- Provided data -
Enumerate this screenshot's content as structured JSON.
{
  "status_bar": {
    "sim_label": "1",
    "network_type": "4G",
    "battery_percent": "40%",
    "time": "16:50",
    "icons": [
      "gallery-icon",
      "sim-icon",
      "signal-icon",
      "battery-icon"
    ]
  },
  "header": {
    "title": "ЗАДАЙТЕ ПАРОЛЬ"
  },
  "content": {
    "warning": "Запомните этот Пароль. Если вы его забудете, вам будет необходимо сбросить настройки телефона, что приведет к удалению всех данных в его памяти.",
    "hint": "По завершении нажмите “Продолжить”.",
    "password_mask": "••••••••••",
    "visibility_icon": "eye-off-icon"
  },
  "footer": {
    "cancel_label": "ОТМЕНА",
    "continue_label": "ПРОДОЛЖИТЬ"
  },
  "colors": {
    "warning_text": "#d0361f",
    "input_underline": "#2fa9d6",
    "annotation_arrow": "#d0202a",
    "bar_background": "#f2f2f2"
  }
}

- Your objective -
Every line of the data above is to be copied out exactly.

- Solved problem -
Enumerate this screenshot's content as structured JSON.
{
  "status_bar": {
    "sim_label": "1",
    "network_type": "4G",
    "battery_percent": "40%",
    "time": "16:50",
    "icons": [
      "gallery-icon",
      "sim-icon",
      "signal-icon",
      "battery-icon"
    ]
  },
  "header": {
    "title": "ЗАДАЙТЕ ПАРОЛЬ"
  },
  "content": {
    "warning": "Запомните этот Пароль. Если вы его забудете, вам будет необходимо сбросить настройки телефона, что приведет к удалению всех данных в его памяти.",
    "hint": "По завершении нажмите “Продолжить”.",
    "password_mask": "••••••••••",
    "visibility_icon": "eye-off-icon"
  },
  "footer": {
    "cancel_label": "ОТМЕНА",
    "continue_label": "ПРОДОЛЖИТЬ"
  },
  "colors": {
    "warning_text": "#d0361f",
    "input_underline": "#2fa9d6",
    "annotation_arrow": "#d0202a",
    "bar_background": "#f2f2f2"
  }
}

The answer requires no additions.